Loom comes in two versions on the PC. The original floppy release is among the best examples of EGA art. The CD version, however, boasts splendid 256-color vistas far surpassing the original, as well as snippets from a semi-orchestrated incarnation of Tchaikovsky's music, and excellent voice acting. However, it cuts out all character close-ups and even some dialogue, which is inexcusable for such a small game. Many fans - myself included - suggest the FM Towns version as a compromise: its visuals are almost on par with the PC VGA one, it doesn't cut out any content, and it has more of the high-quality music tracks. Its only downside is lack of voices.
The BadLike almost everyone else out there, I was charmed by Loom and for a long time didn't want to hear a single word of criticism directed at it. Only during the inevitable replay session I was able to form a more objective opinion. Thanks to its enigmatic beauty and intriguing idea, Loom got away with things that would have been never forgiven to any other adventure game.
No one tries to deny the fact that Loom is too easy and too short. That doesn't bother you the first time you play the game; you just make a mental note, still unable to liberate yourself from the spell it casts on you. That may change when you replay Loom and begin to realize just how limited it is. The challenge is, indeed, almost non-existing: there are only a few drafts you can play on your distaff, and that includes reversed ones and those given to you when there remains almost nothing to use them on. The entire adventure consists of the very small introductory island, a somewhat larger area with a few separate locations, and wherever the game takes you afterwards for a brief showdown. I did like the game's story, but it is really short. Just when you begin to figure out what's really going on, the game abruptly terminates the narrative.

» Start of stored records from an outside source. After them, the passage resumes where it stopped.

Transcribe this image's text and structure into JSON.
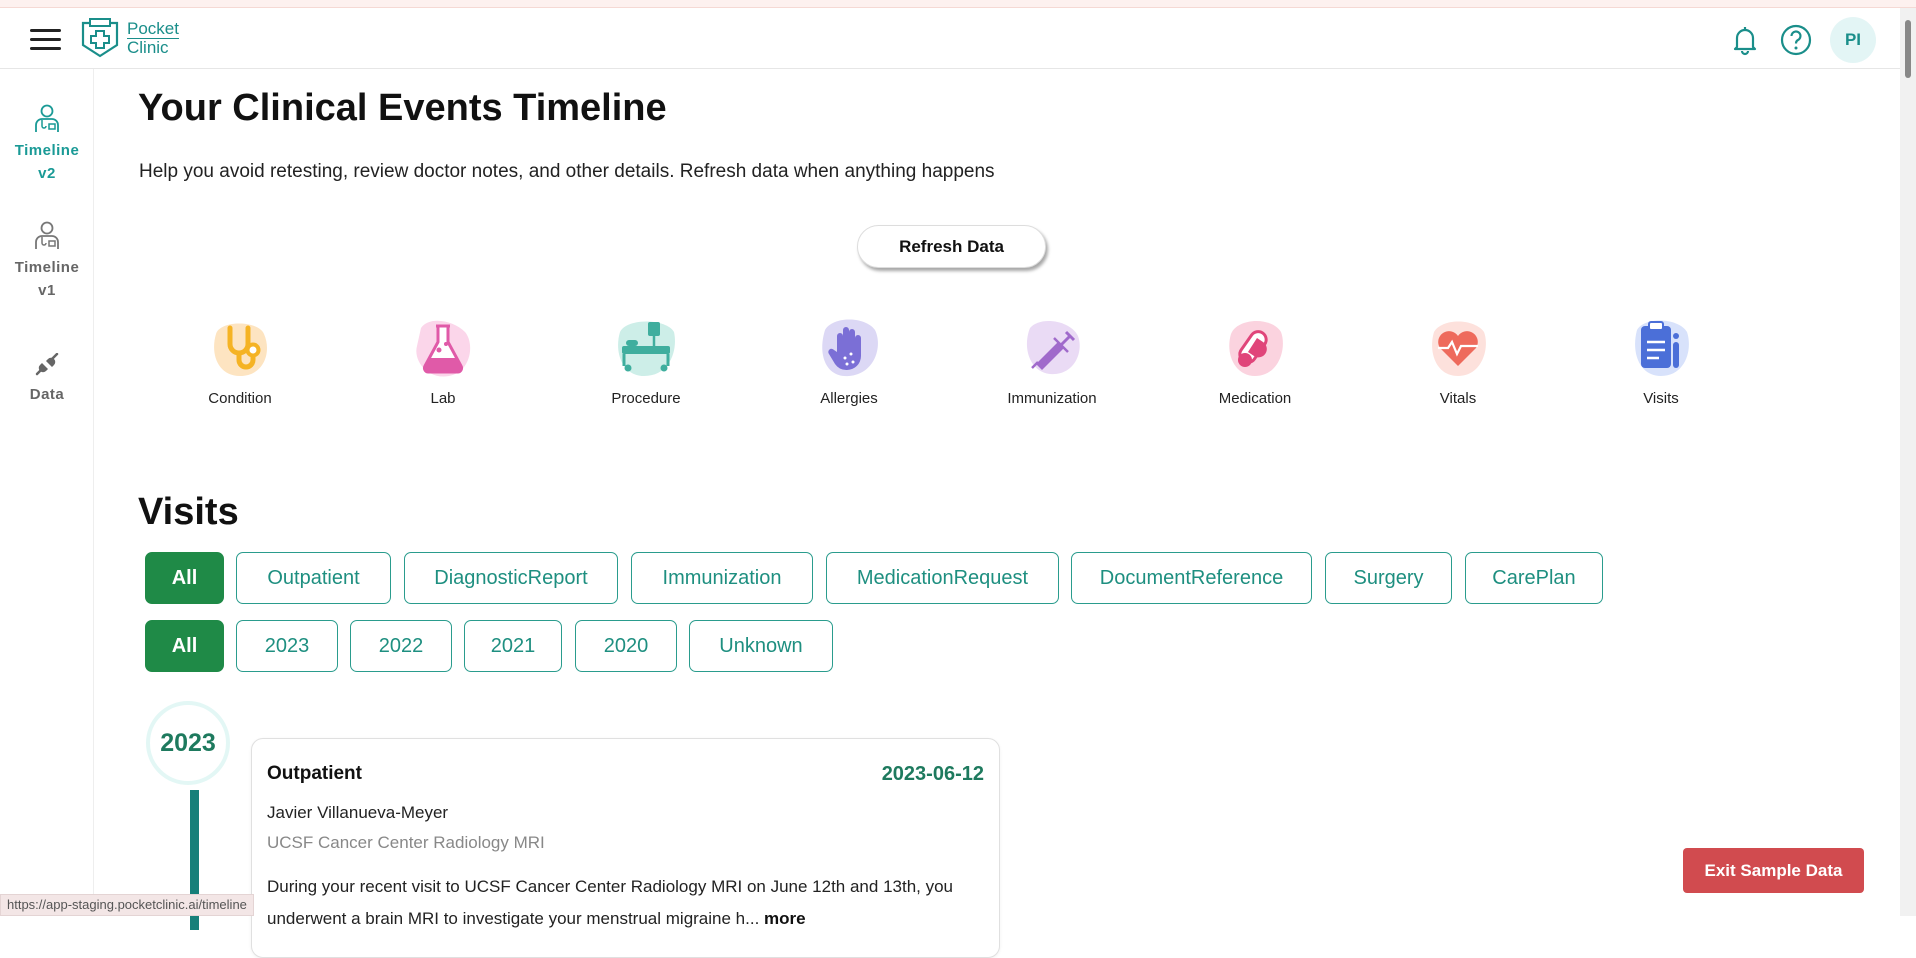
{
  "header": {
    "logo_line1": "Pocket",
    "logo_line2": "Clinic",
    "avatar_initials": "PI"
  },
  "sidebar": {
    "items": [
      {
        "label_line1": "Timeline",
        "label_line2": "v2",
        "icon": "doctor-icon",
        "active": true
      },
      {
        "label_line1": "Timeline",
        "label_line2": "v1",
        "icon": "doctor-icon",
        "active": false
      },
      {
        "label_line1": "Data",
        "label_line2": "",
        "icon": "plug-icon",
        "active": false
      }
    ]
  },
  "main": {
    "title": "Your Clinical Events Timeline",
    "subtitle": "Help you avoid retesting, review doctor notes, and other details. Refresh data when anything happens",
    "refresh_label": "Refresh Data",
    "categories": [
      {
        "label": "Condition",
        "icon": "stethoscope-icon",
        "color": "#f5b324"
      },
      {
        "label": "Lab",
        "icon": "flask-icon",
        "color": "#e05aa8"
      },
      {
        "label": "Procedure",
        "icon": "hospital-bed-icon",
        "color": "#3fae9e"
      },
      {
        "label": "Allergies",
        "icon": "hand-icon",
        "color": "#7b6fd6"
      },
      {
        "label": "Immunization",
        "icon": "syringe-icon",
        "color": "#a06acb"
      },
      {
        "label": "Medication",
        "icon": "pills-icon",
        "color": "#e0457a"
      },
      {
        "label": "Vitals",
        "icon": "heart-pulse-icon",
        "color": "#ee6a5c"
      },
      {
        "label": "Visits",
        "icon": "clipboard-icon",
        "color": "#4b6fd8"
      }
    ],
    "section_title": "Visits",
    "type_filters": [
      "All",
      "Outpatient",
      "DiagnosticReport",
      "Immunization",
      "MedicationRequest",
      "DocumentReference",
      "Surgery",
      "CarePlan"
    ],
    "year_filters": [
      "All",
      "2023",
      "2022",
      "2021",
      "2020",
      "Unknown"
    ],
    "timeline": {
      "year": "2023",
      "card": {
        "type": "Outpatient",
        "date": "2023-06-12",
        "doctor": "Javier Villanueva-Meyer",
        "location": "UCSF Cancer Center Radiology MRI",
        "description": "During your recent visit to UCSF Cancer Center Radiology MRI on June 12th and 13th, you underwent a brain MRI to investigate your menstrual migraine h...",
        "more_label": "more"
      }
    }
  },
  "exit_label": "Exit Sample Data",
  "status_url": "https://app-staging.pocketclinic.ai/timeline",
  "colors": {
    "brand": "#1a8e8a",
    "active_filter": "#1f8a47",
    "filter_border": "#2a9c8d",
    "exit_button": "#d14b4f"
  }
}
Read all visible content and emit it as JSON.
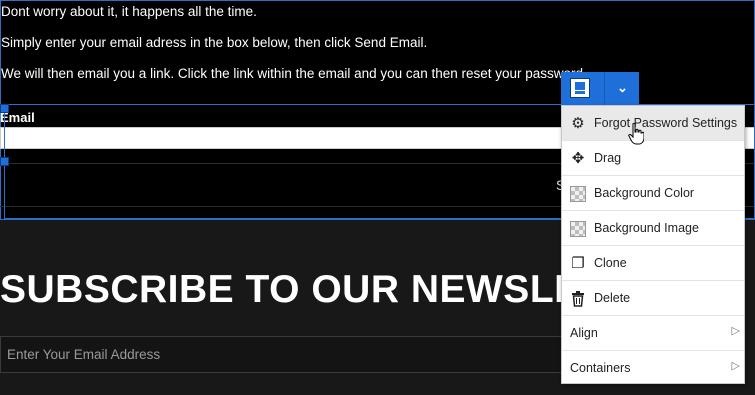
{
  "forgot_password": {
    "line1": "Dont worry about it, it happens all the time.",
    "line2": "Simply enter your email adress in the box below, then click Send Email.",
    "line3": "We will then email you a link. Click the link within the email and you can then reset your password.",
    "email_label": "Email",
    "email_value": "",
    "send_label": "S"
  },
  "newsletter": {
    "title": "SUBSCRIBE TO OUR NEWSLE",
    "input_placeholder": "Enter Your Email Address"
  },
  "toolbar": {
    "element_icon": "form-element-icon",
    "dropdown_icon": "chevron-down-icon",
    "dropdown_glyph": "⌄"
  },
  "context_menu": {
    "items": [
      {
        "label": "Forgot Password Settings",
        "icon": "gear-icon",
        "glyph": "⚙"
      },
      {
        "label": "Drag",
        "icon": "move-icon",
        "glyph": "✥"
      },
      {
        "label": "Background Color",
        "icon": "checker-icon"
      },
      {
        "label": "Background Image",
        "icon": "checker-icon"
      },
      {
        "label": "Clone",
        "icon": "clone-icon",
        "glyph": "❐"
      },
      {
        "label": "Delete",
        "icon": "trash-icon",
        "glyph": "🗑"
      },
      {
        "label": "Align",
        "icon": "",
        "submenu": true
      },
      {
        "label": "Containers",
        "icon": "",
        "submenu": true
      }
    ],
    "submenu_glyph": "▷"
  },
  "colors": {
    "accent": "#1e6fd9",
    "page_bg": "#181818",
    "block_bg": "#000000",
    "menu_hover": "#e9e9e9"
  }
}
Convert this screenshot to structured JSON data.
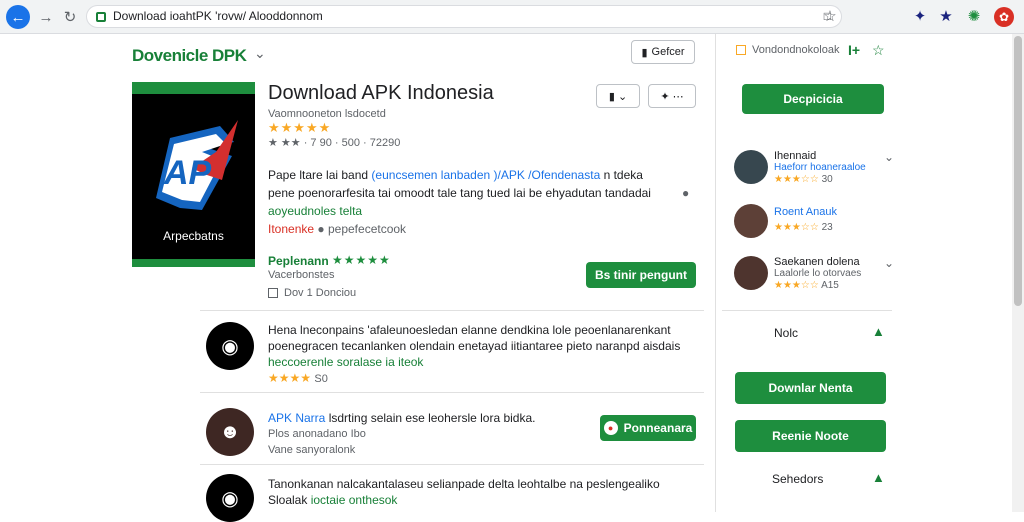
{
  "browser": {
    "url": "Download ioahtPK 'rovw/ Alooddonnom",
    "back_icon": "arrow-left-icon",
    "forward_icon": "arrow-right-icon",
    "reload_icon": "reload-icon",
    "bookmark_icon": "star-icon"
  },
  "header": {
    "brand": "Dovenicle DPK",
    "button_label": "Gefcer"
  },
  "app": {
    "title": "Download APK Indonesia",
    "subtitle": "Vaomnooneton lsdocetd",
    "rating_stars": "★★★★★",
    "meta": "★ ★★ · 7 90 · 500 · 72290",
    "hero_caption": "Arpecbatns",
    "description_line1": "Pape ltare lai band",
    "description_hl": "(euncsemen lanbaden )/APK /Ofendenasta",
    "description_line1_end": "n tdeka",
    "description_line2": "pene poenorarfesita tai omoodt tale tang tued lai be ehyadutan tandadai",
    "description_link": "aoyeudnoles telta",
    "description_tag": "Itonenke",
    "description_tag2": "pepefecetcook",
    "related_label": "Peplenann",
    "related_stars": "★★★★★",
    "related_sub": "Vacerbonstes",
    "checkbox_label": "Dov 1 Donciou",
    "action_button": "Bs tinir pengunt"
  },
  "list": [
    {
      "line1": "Hena lneconpains 'afaleunoesledan elanne dendkina lole peoenlanarenkant",
      "line2": "poenegracen tecanlanken olendain enetayad iitiantaree pieto naranpd aisdais",
      "link": "heccoerenle soralase ia iteok",
      "stars": "★★★★",
      "count": "S0"
    },
    {
      "title": "APK Narra",
      "line1": "lsdrting selain ese leohersle lora bidka.",
      "line2": "Plos anonadano Ibo",
      "line3": "Vane sanyoralonk",
      "button": "Ponneanara"
    },
    {
      "line1": "Tanonkanan nalcakantalaseu selianpade delta leohtalbe na peslengealiko",
      "line2": "Sloalak",
      "link": "ioctaie onthesok"
    }
  ],
  "sidebar": {
    "tab_label": "Vondondnokoloak",
    "tab_extra": "I+",
    "primary_button": "Decpicicia",
    "people": [
      {
        "name": "Ihennaid",
        "sub": "Haeforr hoaneraaloe",
        "stars": "★★★☆☆",
        "count": "30"
      },
      {
        "name": "Roent Anauk",
        "sub": "",
        "stars": "★★★☆☆",
        "count": "23"
      },
      {
        "name": "Saekanen dolena",
        "sub": "Laalorle lo otorvaes",
        "stars": "★★★☆☆",
        "count": "A15"
      }
    ],
    "label_1": "Nolc",
    "button_1": "Downlar Nenta",
    "button_2": "Reenie Noote",
    "label_2": "Sehedors"
  },
  "colors": {
    "accent_green": "#1e8e3e",
    "link_blue": "#1a73e8",
    "star_gold": "#f9a825"
  }
}
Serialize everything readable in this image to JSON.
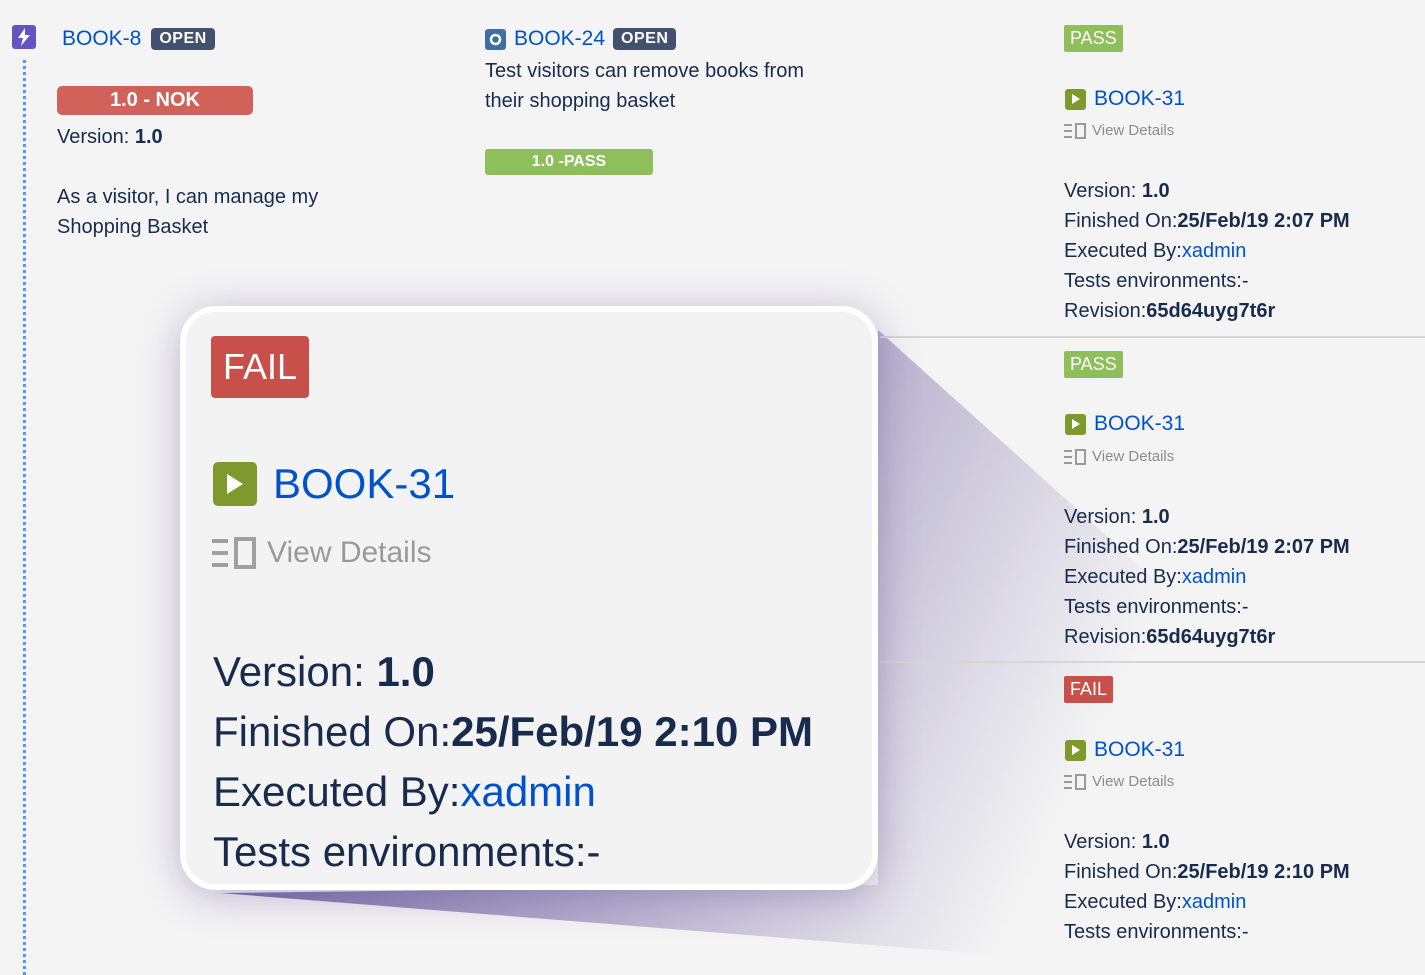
{
  "requirement": {
    "key": "BOOK-8",
    "status": "OPEN",
    "version_status": "1.0 - NOK",
    "version_label": "Version: ",
    "version_value": "1.0",
    "summary_line1": "As a visitor, I can manage my",
    "summary_line2": "Shopping Basket"
  },
  "test": {
    "key": "BOOK-24",
    "status": "OPEN",
    "summary_line1": "Test visitors can remove books from",
    "summary_line2": "their shopping basket",
    "version_status": "1.0 -PASS"
  },
  "runs": [
    {
      "status": "PASS",
      "exec_key": "BOOK-31",
      "view_details": "View Details",
      "version_label": "Version: ",
      "version_value": "1.0",
      "finished_label": "Finished On:",
      "finished_value": "25/Feb/19 2:07 PM",
      "executed_label": "Executed By:",
      "executed_value": "xadmin",
      "env_label": "Tests environments:-",
      "revision_label": "Revision:",
      "revision_value": "65d64uyg7t6r"
    },
    {
      "status": "PASS",
      "exec_key": "BOOK-31",
      "view_details": "View Details",
      "version_label": "Version: ",
      "version_value": "1.0",
      "finished_label": "Finished On:",
      "finished_value": "25/Feb/19 2:07 PM",
      "executed_label": "Executed By:",
      "executed_value": "xadmin",
      "env_label": "Tests environments:-",
      "revision_label": "Revision:",
      "revision_value": "65d64uyg7t6r"
    },
    {
      "status": "FAIL",
      "exec_key": "BOOK-31",
      "view_details": "View Details",
      "version_label": "Version: ",
      "version_value": "1.0",
      "finished_label": "Finished On:",
      "finished_value": "25/Feb/19 2:10 PM",
      "executed_label": "Executed By:",
      "executed_value": "xadmin",
      "env_label": "Tests environments:-"
    }
  ],
  "zoom": {
    "status": "FAIL",
    "exec_key": "BOOK-31",
    "view_details": "View Details",
    "version_label": "Version: ",
    "version_value": "1.0",
    "finished_label": "Finished On:",
    "finished_value": "25/Feb/19 2:10 PM",
    "executed_label": "Executed By:",
    "executed_value": "xadmin",
    "env_label": "Tests environments:-"
  },
  "colors": {
    "link": "#0052cc",
    "pass": "#8fbf5a",
    "fail": "#c9504a",
    "nok": "#d0625a",
    "lozenge": "#42526e",
    "epic": "#6554c0"
  }
}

While the concept of playing melodies to solve puzzles is undoubtedly brilliant, basing a whole game just on that one idea is a risky endeavor, to say the least. The persistence with which Loom refuses to welcome any other gameplay element is admirable, but they should have carried it further and made the system more complex and challenging. It's nice that casual players received a game where they were almost guaranteed to succeed, but the value of an adventure is chiefly measured by its gameplay-related content, and that's where Loom fails to deliver. Even some very linear adventure games can be revisited because people forget the solutions to their challenging puzzles - but Loom is very linear, very short, and very easy, which means it will be an exactly the same experience no matter how many times you replay it.